Faulkner finds it's easier for children to let down their guard and talk about their problems on the farm versus a one-on-one session in the office. That's in part because plenty of real-life scenarios come up on the farm that trigger those traumas, she said. For example, elderly horses sometimes die, and the children will often segue from talking about that to discussing deaths in their own families.

Children who have been abused and lost trust have to learn to trust each other when they're riding or caring for the horses. They learn respect of others and of themselves, as they are encouraged to speak up when something is too uncomfortable. And those who don't exhibit self-control and follow directions will miss their turn, which turns out to be strong motivation to do the right thing.

Faulkner said characteristics exhibited by some of the children, such as lack of impulse control and empathy, can be a precursor to adult criminal behavior. That's why early intervention is so important.

"They need to learn early life lessons like being kind to people and being kind to each other, especially if they've had bad things happen to them. It's hard to see the hurt because they're acting out. I think people don't realize how frightening instability is in the life of children," she said.

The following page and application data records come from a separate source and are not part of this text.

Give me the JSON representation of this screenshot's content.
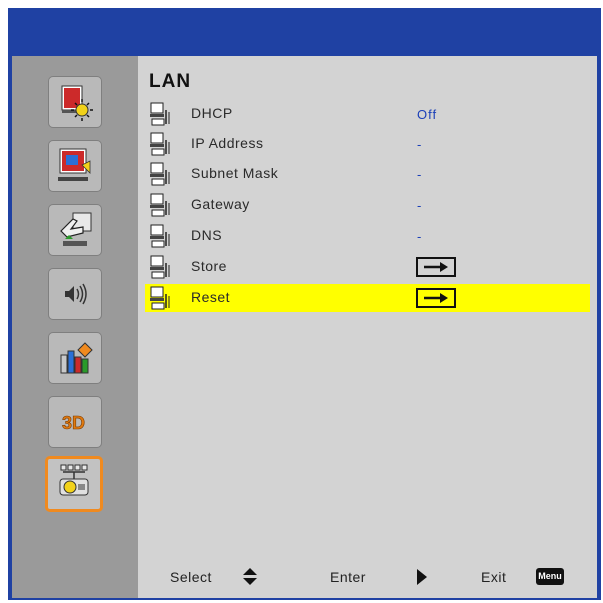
{
  "sidebar": {
    "items": [
      {
        "icon": "image-brightness-icon"
      },
      {
        "icon": "display-settings-icon"
      },
      {
        "icon": "setup-hand-icon"
      },
      {
        "icon": "volume-icon"
      },
      {
        "icon": "options-icon"
      },
      {
        "icon": "3d-icon",
        "label": "3D"
      },
      {
        "icon": "lan-network-icon",
        "active": true
      }
    ]
  },
  "menu": {
    "title": "LAN",
    "rows": [
      {
        "label": "DHCP",
        "value": "Off"
      },
      {
        "label": "IP Address",
        "value": "-"
      },
      {
        "label": "Subnet Mask",
        "value": "-"
      },
      {
        "label": "Gateway",
        "value": "-"
      },
      {
        "label": "DNS",
        "value": "-"
      },
      {
        "label": "Store",
        "value": "→"
      },
      {
        "label": "Reset",
        "value": "→",
        "selected": true
      }
    ]
  },
  "footer": {
    "select_label": "Select",
    "enter_label": "Enter",
    "exit_label": "Exit",
    "menu_key": "Menu"
  },
  "colors": {
    "frame_blue": "#1f41a3",
    "highlight": "#ffff00",
    "value_blue": "#1a3fb8",
    "active_border": "#f08a1f"
  }
}
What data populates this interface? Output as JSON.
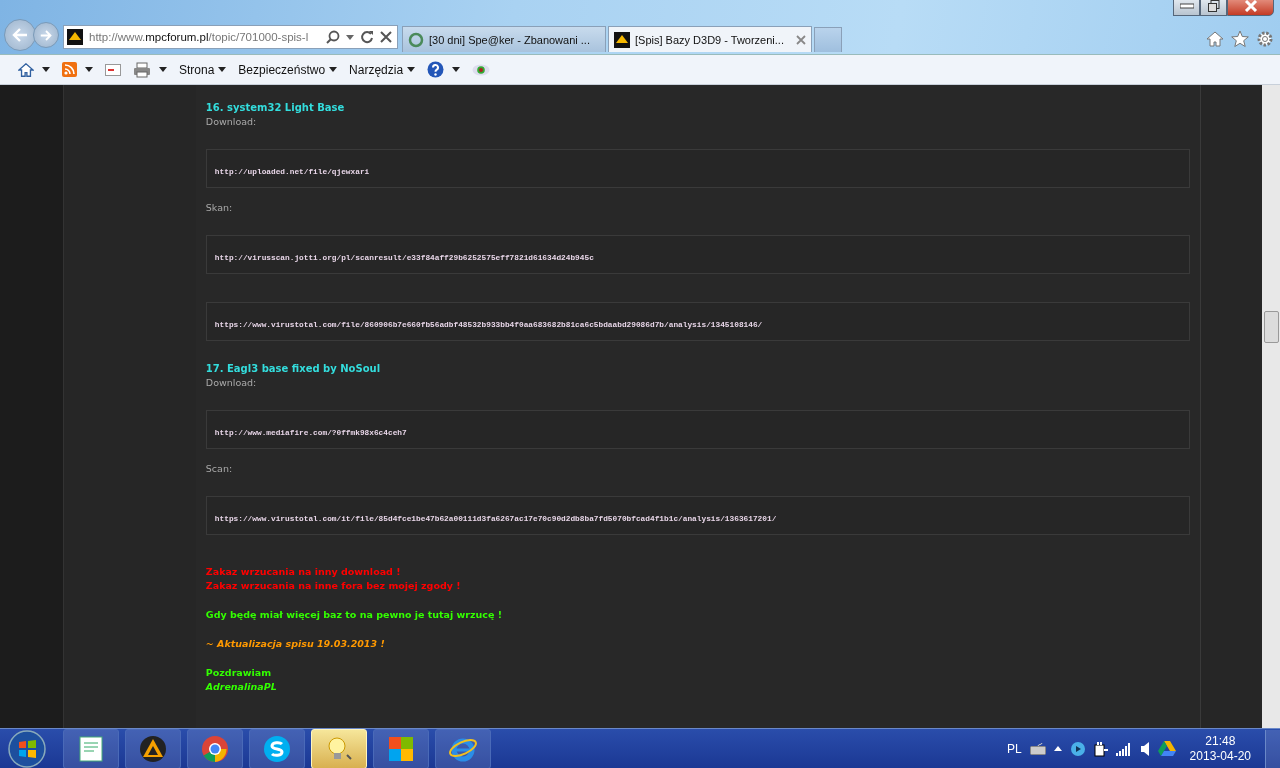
{
  "browser": {
    "address": {
      "prefix": "http://www.",
      "domain": "mpcforum.pl",
      "path": "/topic/701000-spis-l"
    },
    "tabs": [
      {
        "title": "[30 dni] Spe@ker - Zbanowani ...",
        "selected": false
      },
      {
        "title": "[Spis] Bazy D3D9 - Tworzeni...",
        "selected": true
      }
    ],
    "command_bar": [
      "Strona",
      "Bezpieczeństwo",
      "Narzędzia"
    ]
  },
  "post": [
    {
      "kind": "heading",
      "text": "16. system32 Light Base"
    },
    {
      "kind": "label",
      "text": "Download:"
    },
    {
      "kind": "code",
      "text": "http://uploaded.net/file/qjewxari"
    },
    {
      "kind": "label",
      "text": "Skan:"
    },
    {
      "kind": "code",
      "text": "http://virusscan.jotti.org/pl/scanresult/e33f84aff29b6252575eff7821d61634d24b945c"
    },
    {
      "kind": "code",
      "text": "https://www.virustotal.com/file/860906b7e660fb56adbf48532b933bb4f0aa683682b81ca6c5bdaabd29086d7b/analysis/1345108146/"
    },
    {
      "kind": "heading",
      "text": "17. Eagl3 base fixed by NoSoul"
    },
    {
      "kind": "label",
      "text": "Download:"
    },
    {
      "kind": "code",
      "text": "http://www.mediafire.com/?0ffmk98x6c4ceh7"
    },
    {
      "kind": "label",
      "text": "Scan:"
    },
    {
      "kind": "code",
      "text": "https://www.virustotal.com/it/file/85d4fce1be47b62a00111d3fa6267ac17e70c90d2db8ba7fd5070bfcad4f1b1c/analysis/1363617201/"
    }
  ],
  "notes": [
    [
      {
        "text": "Zakaz wrzucania na inny download !",
        "color": "#ff0000",
        "italic": false
      },
      {
        "text": "Zakaz wrzucania na inne fora bez mojej zgody !",
        "color": "#ff0000",
        "italic": false
      }
    ],
    [
      {
        "text": "Gdy będę miał więcej baz to na pewno je tutaj wrzucę !",
        "color": "#33ff00",
        "italic": false
      }
    ],
    [
      {
        "text": "~ Aktualizacja spisu 19.03.2013 !",
        "color": "#ff9900",
        "italic": true
      }
    ],
    [
      {
        "text": "Pozdrawiam",
        "color": "#33ff00",
        "italic": false
      },
      {
        "text": "AdrenalinaPL",
        "color": "#33ff00",
        "italic": true
      }
    ]
  ],
  "taskbar": {
    "apps": [
      {
        "kind": "notes",
        "active": false
      },
      {
        "kind": "cone",
        "active": false
      },
      {
        "kind": "chrome",
        "active": false
      },
      {
        "kind": "skype",
        "active": false
      },
      {
        "kind": "bulb",
        "active": true
      },
      {
        "kind": "tiles",
        "active": false
      },
      {
        "kind": "ie",
        "active": false
      }
    ],
    "tray": {
      "language": "PL",
      "time": "21:48",
      "date": "2013-04-20"
    }
  }
}
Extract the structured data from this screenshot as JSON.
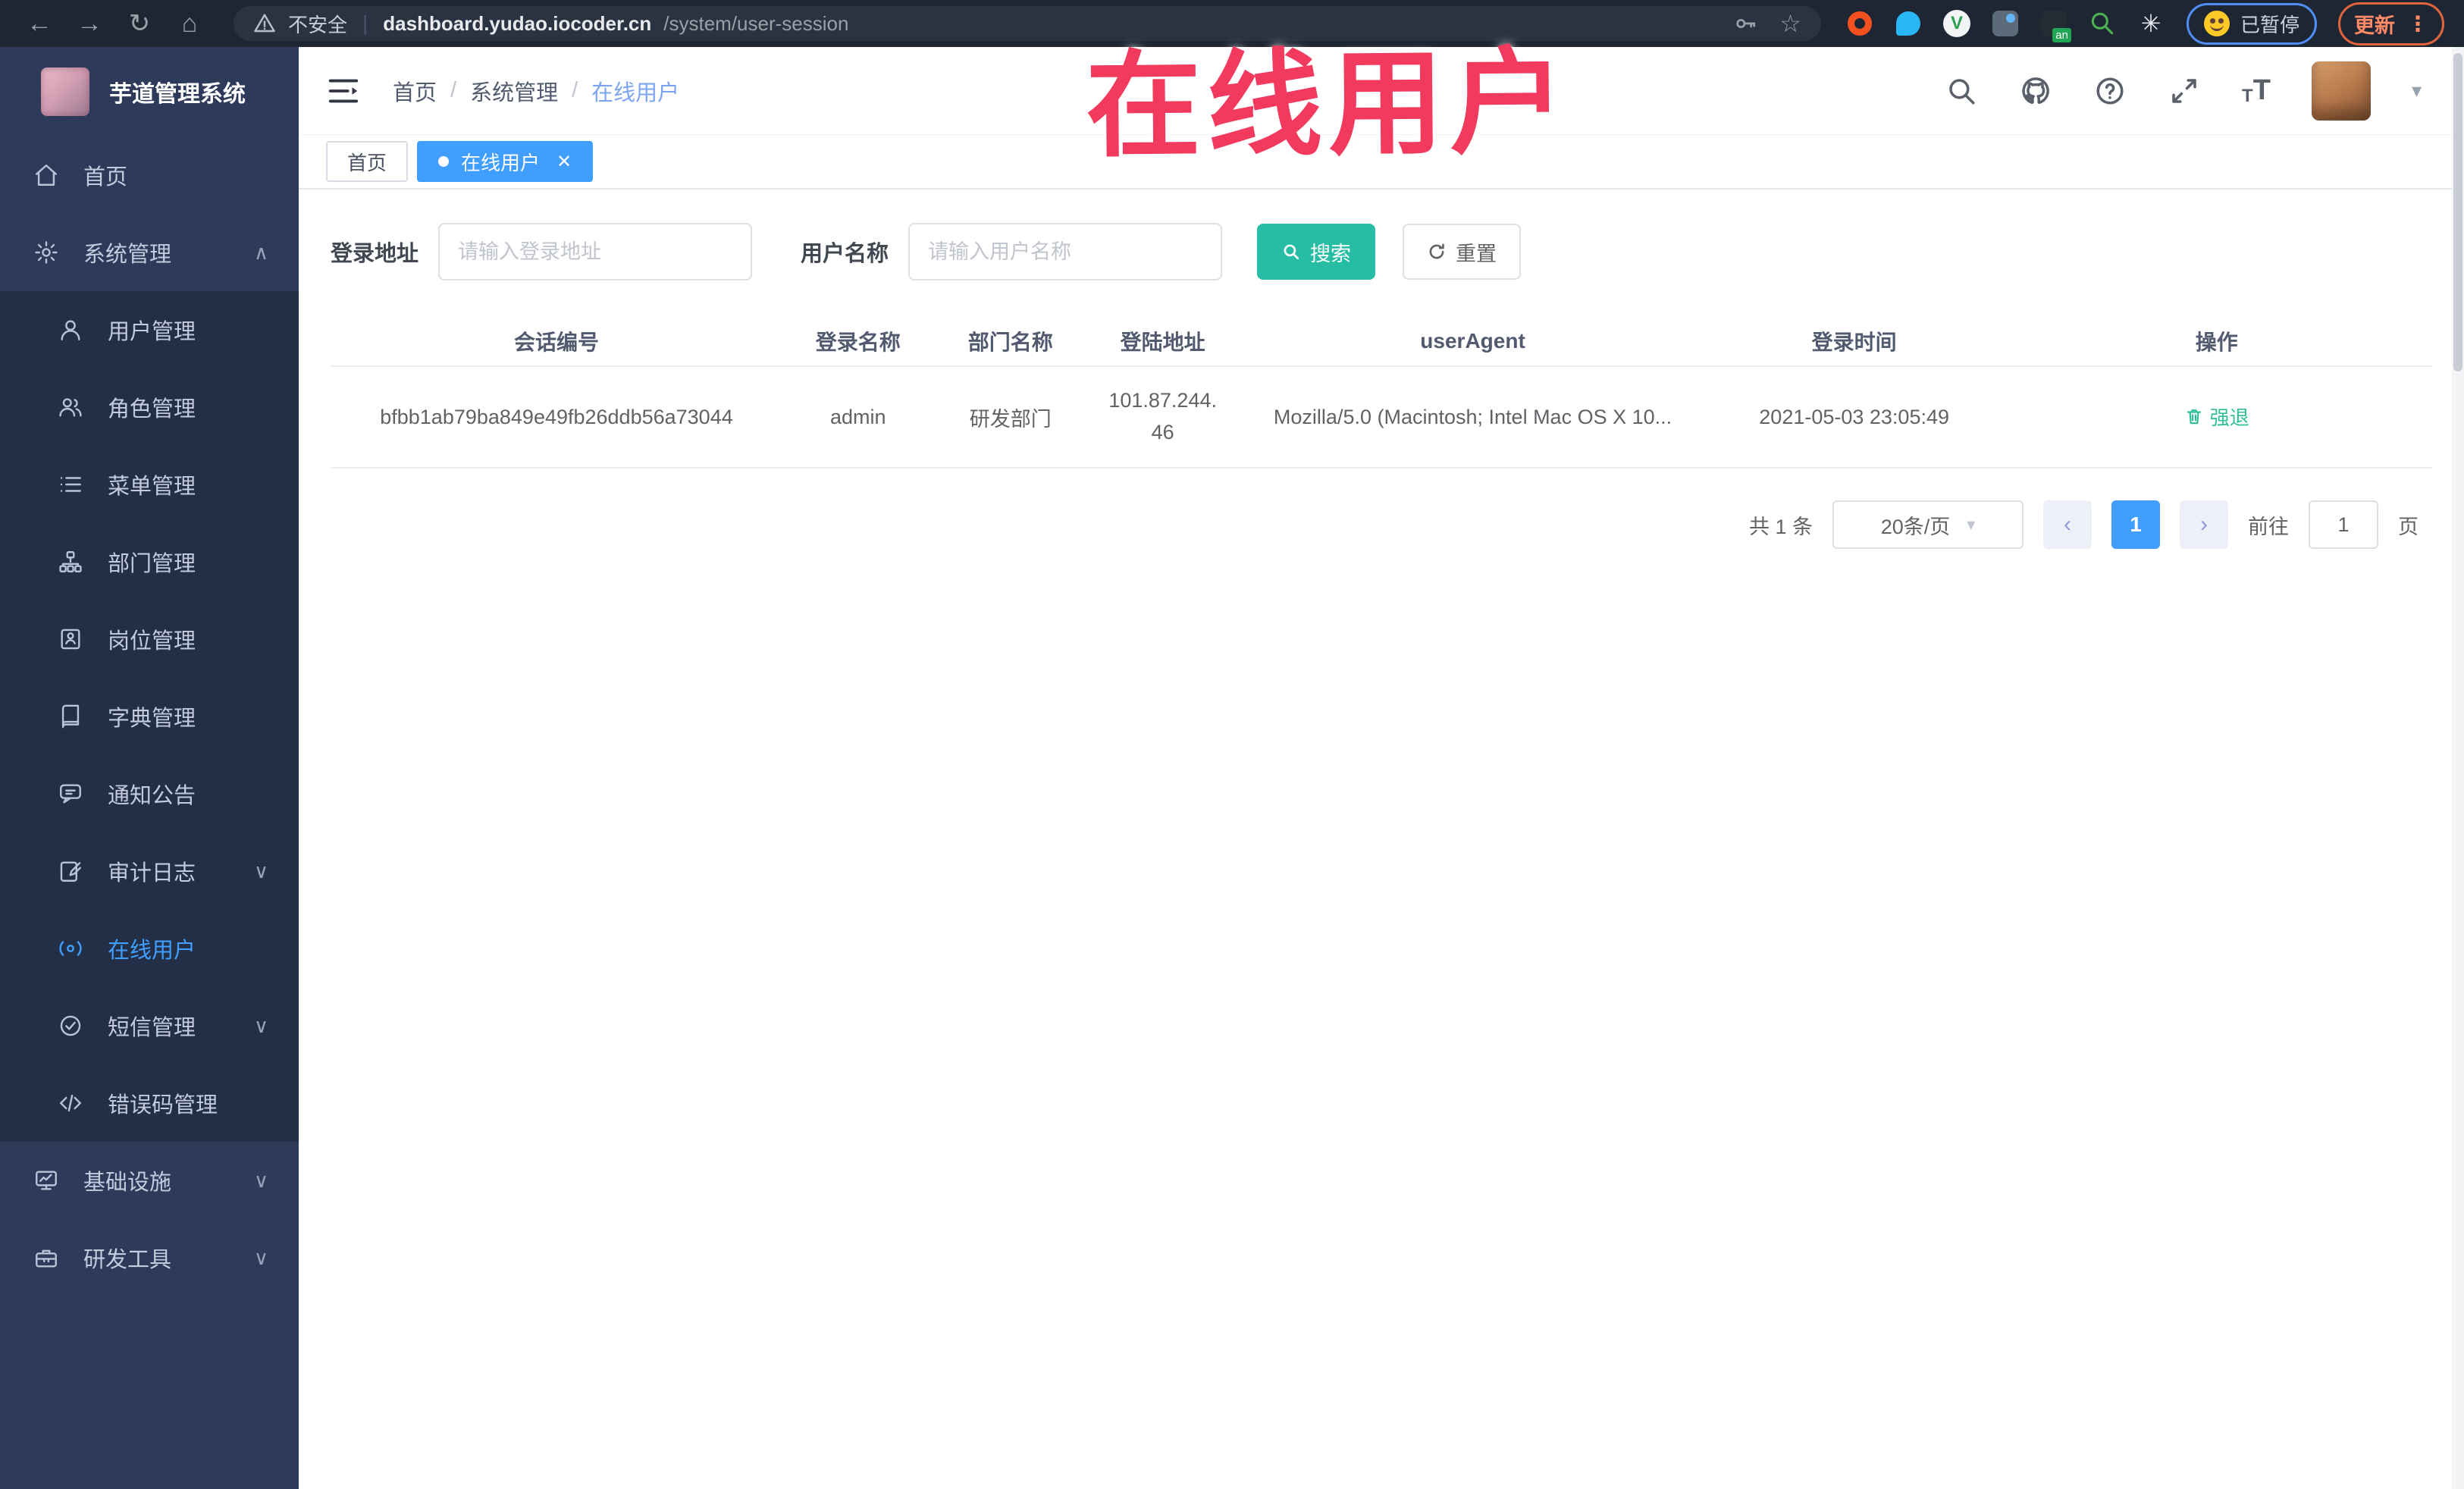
{
  "browser": {
    "security_label": "不安全",
    "url_host": "dashboard.yudao.iocoder.cn",
    "url_path": "/system/user-session",
    "paused_label": "已暂停",
    "update_label": "更新"
  },
  "annotation": {
    "text": "在线用户"
  },
  "sidebar": {
    "logo_title": "芋道管理系统",
    "items": [
      {
        "label": "首页"
      },
      {
        "label": "系统管理",
        "chevron": "up"
      },
      {
        "label": "用户管理"
      },
      {
        "label": "角色管理"
      },
      {
        "label": "菜单管理"
      },
      {
        "label": "部门管理"
      },
      {
        "label": "岗位管理"
      },
      {
        "label": "字典管理"
      },
      {
        "label": "通知公告"
      },
      {
        "label": "审计日志",
        "chevron": "down"
      },
      {
        "label": "在线用户",
        "active": true
      },
      {
        "label": "短信管理",
        "chevron": "down"
      },
      {
        "label": "错误码管理"
      },
      {
        "label": "基础设施",
        "chevron": "down"
      },
      {
        "label": "研发工具",
        "chevron": "down"
      }
    ]
  },
  "header": {
    "breadcrumb": [
      "首页",
      "系统管理",
      "在线用户"
    ]
  },
  "tabs": [
    {
      "label": "首页",
      "active": false
    },
    {
      "label": "在线用户",
      "active": true
    }
  ],
  "filters": {
    "login_address_label": "登录地址",
    "login_address_placeholder": "请输入登录地址",
    "username_label": "用户名称",
    "username_placeholder": "请输入用户名称",
    "search_label": "搜索",
    "reset_label": "重置"
  },
  "table": {
    "columns": [
      "会话编号",
      "登录名称",
      "部门名称",
      "登陆地址",
      "userAgent",
      "登录时间",
      "操作"
    ],
    "row": {
      "session_id": "bfbb1ab79ba849e49fb26ddb56a73044",
      "login_name": "admin",
      "dept_name": "研发部门",
      "login_ip": "101.87.244.46",
      "user_agent": "Mozilla/5.0 (Macintosh; Intel Mac OS X 10...",
      "login_time": "2021-05-03 23:05:49",
      "action_label": "强退"
    }
  },
  "pagination": {
    "total_label": "共 1 条",
    "page_size_label": "20条/页",
    "current_page": "1",
    "goto_label": "前往",
    "goto_value": "1",
    "page_suffix": "页"
  },
  "colors": {
    "accent_blue": "#409eff",
    "search_button_teal": "#27bda4",
    "action_green": "#2fbf96",
    "annotation_pink": "#f2395e",
    "sidebar_bg": "#2d3a5a",
    "submenu_bg": "#232f47",
    "browser_bar_bg": "#1e2634"
  }
}
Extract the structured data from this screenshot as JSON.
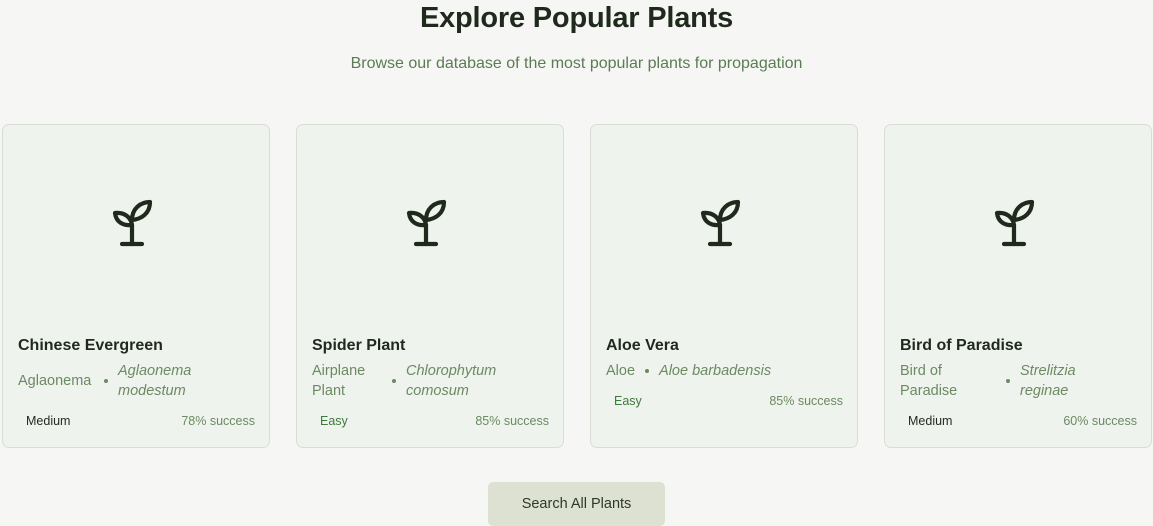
{
  "header": {
    "title": "Explore Popular Plants",
    "subtitle": "Browse our database of the most popular plants for propagation"
  },
  "cards": [
    {
      "icon": "sprout-icon",
      "name": "Chinese Evergreen",
      "common_name": "Aglaonema",
      "scientific_name": "Aglaonema modestum",
      "difficulty": "Medium",
      "success": "78% success"
    },
    {
      "icon": "sprout-icon",
      "name": "Spider Plant",
      "common_name": "Airplane Plant",
      "scientific_name": "Chlorophytum comosum",
      "difficulty": "Easy",
      "success": "85% success"
    },
    {
      "icon": "sprout-icon",
      "name": "Aloe Vera",
      "common_name": "Aloe",
      "scientific_name": "Aloe barbadensis",
      "difficulty": "Easy",
      "success": "85% success"
    },
    {
      "icon": "sprout-icon",
      "name": "Bird of Paradise",
      "common_name": "Bird of Paradise",
      "scientific_name": "Strelitzia reginae",
      "difficulty": "Medium",
      "success": "60% success"
    }
  ],
  "actions": {
    "search_all_label": "Search All Plants"
  },
  "colors": {
    "background": "#f6f7f4",
    "card_background": "#eff3ed",
    "accent_text": "#6b8a63",
    "heading_text": "#1f2a1d",
    "button_background": "#dde1d1"
  }
}
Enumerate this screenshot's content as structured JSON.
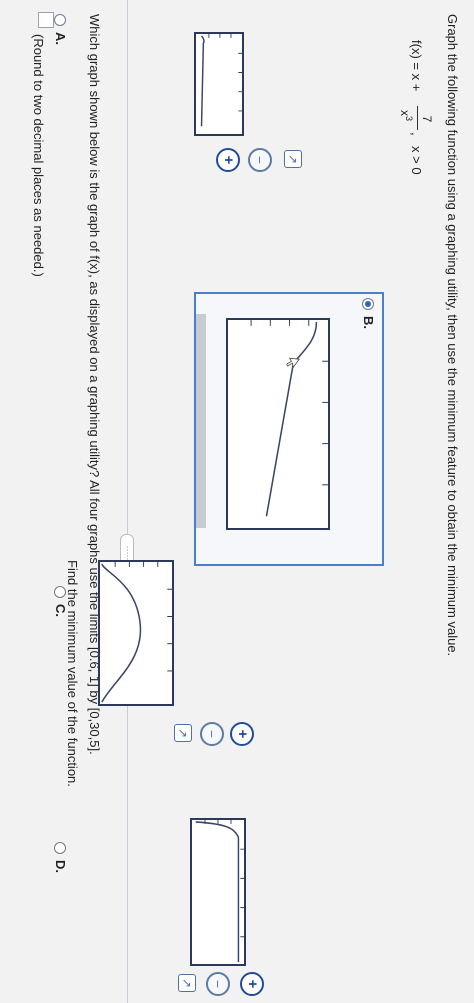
{
  "question": {
    "prompt": "Graph the following function using a graphing utility, then use the minimum feature to obtain the minimum value.",
    "function_lhs": "f(x) = x +",
    "numerator": "7",
    "denominator_base": "x",
    "denominator_exp": "3",
    "separator": ",",
    "condition": "x > 0"
  },
  "graph_question": "Which graph shown below is the graph of f(x), as displayed on a graphing utility? All four graphs use the limits [0.6, 1] by [0,30,5].",
  "divider_label": "·····",
  "options": [
    {
      "label": "A.",
      "selected": false
    },
    {
      "label": "B.",
      "selected": true
    },
    {
      "label": "C.",
      "selected": false
    },
    {
      "label": "D.",
      "selected": false
    }
  ],
  "minimum_question": "Find the minimum value of the function.",
  "answer_hint": "(Round to two decimal places as needed.)",
  "colors": {
    "accent": "#2b62c9",
    "graph_frame": "#2c3a5a",
    "curve": "#3a4666"
  },
  "icons": [
    "zoom-in-icon",
    "zoom-out-icon",
    "pop-out-icon"
  ]
}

Faulkner especially enjoys watching teenage boys who are finally able to drop the machismo and express caring toward the horses.

"I think in our society we don't give boys an opportunity to be nurturing," she said.

The work is hard, but the results are worth it. Take the case of the little boy who refused to talk when he arrived at Horse Time.

"We expected him to do what everybody else was doing," Faulkner said. That included answering questions posed by Faulkner and the staff and communicating with the other children. At first, he'd remain silent, but eventually, the need to communicate while working with the horses won out, and he became a chatterbox, Faulkner said.

The hope is all these newfound skills will transfer into situations outside of Horse Time, Faulkner said.

Special needs children also come to Horse Time, where activities can be modified based on their abilities. Clients with cerebral palsy, brain injuries, Down's Syndrome and a variety of other developmental, anxiety, behavioral, mood, psychotic and substance abuse disorders have all participated. The activities are designed to allow special needs children the opportunity to participate right alongside their healthy siblings.

Horse Time is accredited by the North American Riding for the Handicapped Association and is staffed by certified instructors and licensed psychotherapists. The program is funded through grants, private payment, insurance payments and pro bono work.

Faulkner also maintains an office where she does psychotherapy work and often testifies in court on behalf of the Department of Family and Children Services. She continues to coach a vaulting team that last fall did a demonstration at the World Equestrian Games.

Her work on behalf of children was motivated by her family, who taught Faulkner and her siblings, "that we were very lucky and we needed to help others."

"I'd like people to be more aware that we need early intervention services for children, and we need children to have a safe place to express their feelings," she said.